If you don't have a broadband connection, don't fool yourself into thinking that you're not vulnerable.  It just means you're less vulnerable.  Use whatever tools you can, whether part of the operating system (i.e. Windows XP's firewall functionality, or third-party software) to prevent intrusion by viruses, worms and malware.

Protecting yourself

Peer-to-peer file sharing services are hugely popular, but many of their client software packages come loaded to the gills with adware and spyware.  So much for "free", right?  Even if you're using P2P software that doesn't install spyware, you still have to beware of the files you download through the P2P networks, too!  Without any way to verify their true origin, you have no idea what payloads might be hidden in those programs you download and share.  Anti-virus software can't necessarily protect you either.  Viruses frequently propagate faster than the virus companies can update their detection routines.

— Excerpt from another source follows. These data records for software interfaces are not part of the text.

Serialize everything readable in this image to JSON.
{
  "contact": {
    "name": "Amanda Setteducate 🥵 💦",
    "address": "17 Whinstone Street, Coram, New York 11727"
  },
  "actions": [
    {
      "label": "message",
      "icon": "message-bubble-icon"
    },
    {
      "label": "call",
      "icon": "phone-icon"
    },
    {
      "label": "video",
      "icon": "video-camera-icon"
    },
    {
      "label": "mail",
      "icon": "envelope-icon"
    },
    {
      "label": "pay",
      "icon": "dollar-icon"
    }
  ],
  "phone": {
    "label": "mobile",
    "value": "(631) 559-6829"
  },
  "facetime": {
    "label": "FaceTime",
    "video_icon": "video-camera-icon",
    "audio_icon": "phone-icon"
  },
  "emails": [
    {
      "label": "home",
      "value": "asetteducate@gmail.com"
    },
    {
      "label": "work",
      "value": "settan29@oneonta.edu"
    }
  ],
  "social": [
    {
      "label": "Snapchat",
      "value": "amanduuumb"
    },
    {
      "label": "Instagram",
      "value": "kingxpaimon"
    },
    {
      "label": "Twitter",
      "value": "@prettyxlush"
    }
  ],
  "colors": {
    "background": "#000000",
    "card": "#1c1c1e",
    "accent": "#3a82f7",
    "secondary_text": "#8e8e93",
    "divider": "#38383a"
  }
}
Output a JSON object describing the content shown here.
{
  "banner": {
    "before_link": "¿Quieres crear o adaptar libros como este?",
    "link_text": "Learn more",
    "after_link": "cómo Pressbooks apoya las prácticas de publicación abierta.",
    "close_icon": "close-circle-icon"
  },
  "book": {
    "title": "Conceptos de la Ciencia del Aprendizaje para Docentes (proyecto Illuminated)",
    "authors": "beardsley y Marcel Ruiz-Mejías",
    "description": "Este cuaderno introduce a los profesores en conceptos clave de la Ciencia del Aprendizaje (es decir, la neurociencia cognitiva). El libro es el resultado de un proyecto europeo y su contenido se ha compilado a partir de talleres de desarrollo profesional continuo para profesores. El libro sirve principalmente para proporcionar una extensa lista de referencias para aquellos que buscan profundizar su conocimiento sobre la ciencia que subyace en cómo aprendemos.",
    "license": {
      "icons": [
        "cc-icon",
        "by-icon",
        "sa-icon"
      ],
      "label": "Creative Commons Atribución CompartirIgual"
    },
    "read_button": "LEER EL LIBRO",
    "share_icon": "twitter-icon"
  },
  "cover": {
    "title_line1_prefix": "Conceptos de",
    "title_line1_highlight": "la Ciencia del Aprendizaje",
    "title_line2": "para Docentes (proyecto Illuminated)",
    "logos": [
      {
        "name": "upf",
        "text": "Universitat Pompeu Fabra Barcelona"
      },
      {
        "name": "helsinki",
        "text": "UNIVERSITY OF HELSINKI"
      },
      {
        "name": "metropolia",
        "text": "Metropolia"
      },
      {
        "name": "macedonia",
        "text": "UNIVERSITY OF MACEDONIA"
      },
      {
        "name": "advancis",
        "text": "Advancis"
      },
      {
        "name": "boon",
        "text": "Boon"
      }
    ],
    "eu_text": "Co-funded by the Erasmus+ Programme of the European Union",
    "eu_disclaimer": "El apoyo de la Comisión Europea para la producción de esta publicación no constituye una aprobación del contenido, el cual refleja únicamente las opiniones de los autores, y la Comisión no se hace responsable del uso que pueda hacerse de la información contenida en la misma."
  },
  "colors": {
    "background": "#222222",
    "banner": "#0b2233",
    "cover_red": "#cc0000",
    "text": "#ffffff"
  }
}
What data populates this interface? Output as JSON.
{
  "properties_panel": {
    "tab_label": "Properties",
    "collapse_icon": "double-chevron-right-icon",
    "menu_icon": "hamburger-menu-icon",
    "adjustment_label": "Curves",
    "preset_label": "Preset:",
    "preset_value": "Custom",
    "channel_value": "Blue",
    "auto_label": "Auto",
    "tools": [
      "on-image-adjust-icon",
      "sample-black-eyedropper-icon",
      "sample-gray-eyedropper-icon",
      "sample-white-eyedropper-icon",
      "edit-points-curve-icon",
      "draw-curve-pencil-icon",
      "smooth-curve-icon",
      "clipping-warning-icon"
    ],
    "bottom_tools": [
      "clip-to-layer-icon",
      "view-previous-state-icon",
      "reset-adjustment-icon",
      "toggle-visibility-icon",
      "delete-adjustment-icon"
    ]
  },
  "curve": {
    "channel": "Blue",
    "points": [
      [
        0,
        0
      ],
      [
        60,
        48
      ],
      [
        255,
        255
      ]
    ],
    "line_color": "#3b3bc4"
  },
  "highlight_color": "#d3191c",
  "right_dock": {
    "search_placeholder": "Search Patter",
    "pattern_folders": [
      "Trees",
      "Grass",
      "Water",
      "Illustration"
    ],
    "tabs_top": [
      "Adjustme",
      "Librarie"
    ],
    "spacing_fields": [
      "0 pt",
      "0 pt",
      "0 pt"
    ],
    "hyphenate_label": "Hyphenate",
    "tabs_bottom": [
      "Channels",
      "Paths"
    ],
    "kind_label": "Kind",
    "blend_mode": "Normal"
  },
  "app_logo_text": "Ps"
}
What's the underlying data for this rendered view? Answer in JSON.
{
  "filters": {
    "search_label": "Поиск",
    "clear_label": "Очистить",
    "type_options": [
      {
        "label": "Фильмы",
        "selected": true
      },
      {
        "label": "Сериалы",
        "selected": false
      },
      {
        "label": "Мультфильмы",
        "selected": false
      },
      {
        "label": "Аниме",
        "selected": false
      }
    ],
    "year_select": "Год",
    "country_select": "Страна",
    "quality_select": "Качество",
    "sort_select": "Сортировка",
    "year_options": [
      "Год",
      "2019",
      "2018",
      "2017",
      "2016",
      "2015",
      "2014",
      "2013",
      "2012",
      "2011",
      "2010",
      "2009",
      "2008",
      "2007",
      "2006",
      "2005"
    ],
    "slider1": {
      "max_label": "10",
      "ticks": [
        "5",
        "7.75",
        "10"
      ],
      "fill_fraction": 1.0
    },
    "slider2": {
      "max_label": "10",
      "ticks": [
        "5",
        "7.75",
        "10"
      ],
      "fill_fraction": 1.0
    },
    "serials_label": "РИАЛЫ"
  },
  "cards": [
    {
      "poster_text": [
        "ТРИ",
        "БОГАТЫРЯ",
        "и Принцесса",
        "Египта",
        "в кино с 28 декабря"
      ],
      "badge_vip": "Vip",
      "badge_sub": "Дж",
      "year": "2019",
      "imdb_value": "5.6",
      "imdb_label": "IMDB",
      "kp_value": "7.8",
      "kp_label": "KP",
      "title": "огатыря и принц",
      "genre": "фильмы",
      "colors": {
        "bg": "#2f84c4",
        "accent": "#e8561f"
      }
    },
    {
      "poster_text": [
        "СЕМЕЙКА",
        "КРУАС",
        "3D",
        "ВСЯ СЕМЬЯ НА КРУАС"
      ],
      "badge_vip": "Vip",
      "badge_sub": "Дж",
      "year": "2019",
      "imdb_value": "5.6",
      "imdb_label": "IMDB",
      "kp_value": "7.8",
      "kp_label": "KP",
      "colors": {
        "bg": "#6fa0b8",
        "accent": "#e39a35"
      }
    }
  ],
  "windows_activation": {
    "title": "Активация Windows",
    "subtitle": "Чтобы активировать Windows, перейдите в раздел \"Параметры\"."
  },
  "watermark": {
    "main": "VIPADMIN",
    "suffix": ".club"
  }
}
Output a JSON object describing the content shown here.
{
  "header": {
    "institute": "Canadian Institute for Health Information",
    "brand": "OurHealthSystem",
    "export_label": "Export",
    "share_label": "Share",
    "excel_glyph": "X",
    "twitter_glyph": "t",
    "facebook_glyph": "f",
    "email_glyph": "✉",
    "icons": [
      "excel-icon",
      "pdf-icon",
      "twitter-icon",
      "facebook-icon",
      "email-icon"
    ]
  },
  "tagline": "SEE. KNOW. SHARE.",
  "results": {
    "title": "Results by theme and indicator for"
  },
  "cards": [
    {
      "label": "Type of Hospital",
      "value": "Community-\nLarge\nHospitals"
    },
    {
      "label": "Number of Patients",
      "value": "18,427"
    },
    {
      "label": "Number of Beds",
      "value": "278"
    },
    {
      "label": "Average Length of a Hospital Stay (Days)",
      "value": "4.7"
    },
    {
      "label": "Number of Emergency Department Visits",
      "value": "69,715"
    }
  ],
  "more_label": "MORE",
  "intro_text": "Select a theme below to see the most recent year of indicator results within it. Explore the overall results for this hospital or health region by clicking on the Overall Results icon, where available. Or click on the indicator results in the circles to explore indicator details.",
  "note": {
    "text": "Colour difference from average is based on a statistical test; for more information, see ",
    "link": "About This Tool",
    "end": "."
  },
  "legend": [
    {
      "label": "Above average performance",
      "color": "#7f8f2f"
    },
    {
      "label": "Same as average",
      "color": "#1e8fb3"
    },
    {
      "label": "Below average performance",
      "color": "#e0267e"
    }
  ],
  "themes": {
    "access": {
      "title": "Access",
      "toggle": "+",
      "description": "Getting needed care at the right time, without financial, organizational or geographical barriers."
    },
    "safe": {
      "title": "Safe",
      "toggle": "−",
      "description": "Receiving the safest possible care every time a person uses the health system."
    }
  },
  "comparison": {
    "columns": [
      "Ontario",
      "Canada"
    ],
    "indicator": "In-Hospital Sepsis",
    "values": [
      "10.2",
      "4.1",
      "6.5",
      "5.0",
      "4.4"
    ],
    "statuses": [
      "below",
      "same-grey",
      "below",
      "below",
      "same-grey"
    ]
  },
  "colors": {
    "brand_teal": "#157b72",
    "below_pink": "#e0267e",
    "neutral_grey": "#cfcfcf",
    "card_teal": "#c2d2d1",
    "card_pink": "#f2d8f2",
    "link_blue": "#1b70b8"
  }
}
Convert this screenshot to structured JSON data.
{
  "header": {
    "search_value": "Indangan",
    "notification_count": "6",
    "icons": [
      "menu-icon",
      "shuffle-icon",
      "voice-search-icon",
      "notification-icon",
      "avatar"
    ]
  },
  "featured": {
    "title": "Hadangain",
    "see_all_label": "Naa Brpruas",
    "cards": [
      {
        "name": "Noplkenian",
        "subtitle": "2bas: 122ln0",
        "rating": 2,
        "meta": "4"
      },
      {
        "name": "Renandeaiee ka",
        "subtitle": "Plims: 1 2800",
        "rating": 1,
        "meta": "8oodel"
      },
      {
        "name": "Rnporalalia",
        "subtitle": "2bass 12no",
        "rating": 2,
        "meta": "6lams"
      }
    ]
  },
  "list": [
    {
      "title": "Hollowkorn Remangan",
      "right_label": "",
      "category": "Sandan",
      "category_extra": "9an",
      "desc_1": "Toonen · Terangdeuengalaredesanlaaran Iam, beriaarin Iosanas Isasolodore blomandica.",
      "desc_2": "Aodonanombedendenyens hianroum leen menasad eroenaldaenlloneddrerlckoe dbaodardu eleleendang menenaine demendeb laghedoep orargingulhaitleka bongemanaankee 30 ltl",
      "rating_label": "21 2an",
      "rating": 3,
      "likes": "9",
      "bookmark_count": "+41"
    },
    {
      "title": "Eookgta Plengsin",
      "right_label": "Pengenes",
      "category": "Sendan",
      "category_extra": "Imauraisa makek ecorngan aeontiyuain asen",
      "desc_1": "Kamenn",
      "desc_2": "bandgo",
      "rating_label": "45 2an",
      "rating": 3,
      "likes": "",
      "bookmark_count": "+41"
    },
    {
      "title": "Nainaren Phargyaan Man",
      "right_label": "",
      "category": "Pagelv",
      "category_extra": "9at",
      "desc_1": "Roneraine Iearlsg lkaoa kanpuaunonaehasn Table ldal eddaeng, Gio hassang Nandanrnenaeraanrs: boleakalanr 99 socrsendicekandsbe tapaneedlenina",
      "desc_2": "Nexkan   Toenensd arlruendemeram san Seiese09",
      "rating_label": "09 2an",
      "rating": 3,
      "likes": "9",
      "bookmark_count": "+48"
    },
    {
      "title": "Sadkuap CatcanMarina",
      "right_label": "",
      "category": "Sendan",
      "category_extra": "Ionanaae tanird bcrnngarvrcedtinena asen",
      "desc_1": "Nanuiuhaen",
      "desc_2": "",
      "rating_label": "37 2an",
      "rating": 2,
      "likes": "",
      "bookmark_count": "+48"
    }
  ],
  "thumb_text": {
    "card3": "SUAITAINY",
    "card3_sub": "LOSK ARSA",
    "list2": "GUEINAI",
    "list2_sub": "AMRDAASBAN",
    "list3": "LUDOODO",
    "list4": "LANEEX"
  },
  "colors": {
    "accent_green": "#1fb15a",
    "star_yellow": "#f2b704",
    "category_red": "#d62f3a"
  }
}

When installing any software - even software that appears to be perfectly legitimate - carefully read the license agreement screens, "README" files, etc., for signs of the inclusion of extra software and for signs of anything in the software that may transmit information to the publisher and/or third parties, and any other statements about what that publisher may do with personal information, etc.  If you're still suspicious, look up the name of the software in your favorite search engine along with the keyword "spyware", and see what comes up.  For example, go to Google and search for KAZAA SPYWARE.

Check your security settings in Internet Explorer.  Especially if you've had spyware problems already, some if it may have altered your settings.  Make sure nothing suspicious is in the Trusted Sites zone - it should be empty unless you put something there yourself.  And the security for the Internet Zone should be at least "Medium".

Phishing scams are getting more and more sophisticated.  The days of suspicious looking emails ripe with spelling errors and poor grammar are mostly behind us.  If you get an email asking for any personal or account info or directing you to ANY web site that asks you for personal or account info, no matter how authentic it appears, do not supply any information this way!  If you aren't sure if you're being scammed, the safest approach is to open your web browser and manually type in the familiar name of the web site as you know it, or select it from your browser's bookmarks or "favorites" list.